I had originally intended to post today the next article in my recent series on Christianity and literature. Today’s was supposed to be about the good of beauty in literature (as opposed to the good of experiential wisdom which I discussed in the previous post). But a friend of mine leveled some criticism at my previous article, and so I think it a good idea to deal with it now. There, I suggested that one of the principle purposes of literature is that it provides us the opportunity to “enter into” the thoughts and experiences of authors and their characters (which I shall collectively call “the Experience” henceforth). My friend Karl countered: “Vicarious literary experience for its own sake seems to me rather dangerous; even experience is accountable to the lordship of Christ and the church, which is his body.” (To see the comment in length, visit the post here and scroll to the third comment ).

Let me be clear that I similarly believe “vicarious literary experience for its own sake” to be dangerous. I certainly never intended to suggest that this is what Christians should enter into literature hoping to gain – though I must admit that, rereading my own post on Bunyan, I can certainly see how one could draw that conclusion from my words. I fear that, focused as I was with demonstrating how literature acts on the reader (ie, by drawing them into the Experience), I failed to indicate what I believed to be the proper response of the reader to that Experience.

I hint at that proper response in the first article of this Christianity and Literature series. There, when I suggest that we ought to read literature because God can work good through the vocation of human writers, I include the caveat that we must not “do so indiscriminately,” quoting St. Paul’s advice that we “test everything; hold fast what is good.” It is clear to me now that I should have expanded upon this in the article on Experience. What literature does is draw the reader into the Experience; what the reader must do in the midst of that Experience is Judge it to see whether it be good.

The Experience, as I attempted to demonstrate in my previous post, refers to a text’s “capacity to reveal truth.” In other words, the purpose of the Experience in texts is the bestowal of wisdom – or rather, the reader has the opportunity to access wisdom and knowledge s/he might otherwise not encounter by means of the Experience. But if we say that Experience is an attempt to reveal truth, we must further acknowledge that those truth claims may fail to correspond to reality.

Sometimes literary Experience is crafted in such a way as to be deliberately false. An obvious example occurs in the character of the “unreliable narrator,” to borrow Wayne C. Booth’s words. Consider Jonathan Swift’s Gulliver’s Travels. Throughout the tale, Gulliver informs of us his opinions on his adventures. But we as his audience need not (and indeed, should not) agree with all of his conclusions.

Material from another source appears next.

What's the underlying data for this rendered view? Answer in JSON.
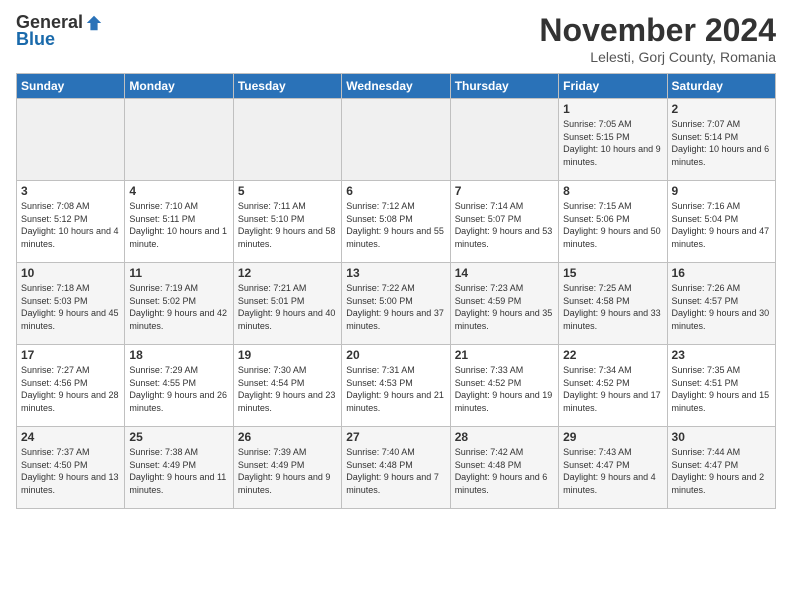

While not always wholly in error, he certainly diverges from Swift’s own explicit opinions on a number of things. Swift no more wishes us to despise humanity, as Gulliver does at the end of the tale, than than he wants us to eat babies (as Swift’s narrator in “A Modest Proposal” suggests). These characters and narrators are unreliable, and we are not expected to trust them. Indeed, Swift presents us with false Experiences in these instances precisely so that we might disagree with them – and so gain wisdom through the Experience by rejecting the Experience.

While we are occasionally expected to reject an Experience at the author’s own (unstated) request, we must also sometimes reject Experiences against the author’s (unstated) wishes. Philip Pullman’s Dark Materials take the reader on a quest to overthrow God. And while Pullman earnestly desires that the reader take the Experience to heart and use it to shape his or her own life, Christians must of course reject such “wisdom”. It is error, and must be recognized as such. And yet, we must admit that even in calling it error, we learn to articulate more clearly what we believe. While we as Christians are not limited to negative theology, we can nevertheless use it when the occasion serves: by saying what truth is not, we can come to understand more clearly what truth is. By rejecting one Experience, we may learn more truly what Life should be.

So then, when Christians enter literary Experience, they must not do so as blind men willing to be led by the blind. They must hold up every word, every thought, every action to critical scrutiny to see whether it be true or not. But regardless of whether they find the Experience in question to be true or or false, there remains the opportunity to gain wisdom through it – be it through accepting the Experience as edifying or rejecting it as destructive. Or, as is more likely the case, recognizing elements of both in the text. Indeed, we would all do well to remember my friend Karl’s word on the subject:

“I personally do not have the luxury of approaching literature from an objective, God-like stance; I read literature because I need it in the thick of things, just as I need other humans, and I will hopefully treat it no better or worse than I would treat others (for it is the voice of others) – with the knowledge that it contains the potential to reveal the image of God, but also the knowledge that sin has corrupted it and that it is not above deserving blunt words of reproach at times.”

[This is the third article in a series exploring why and how Christians ought to engage in literary studies. You can see all the current essays in the series here.]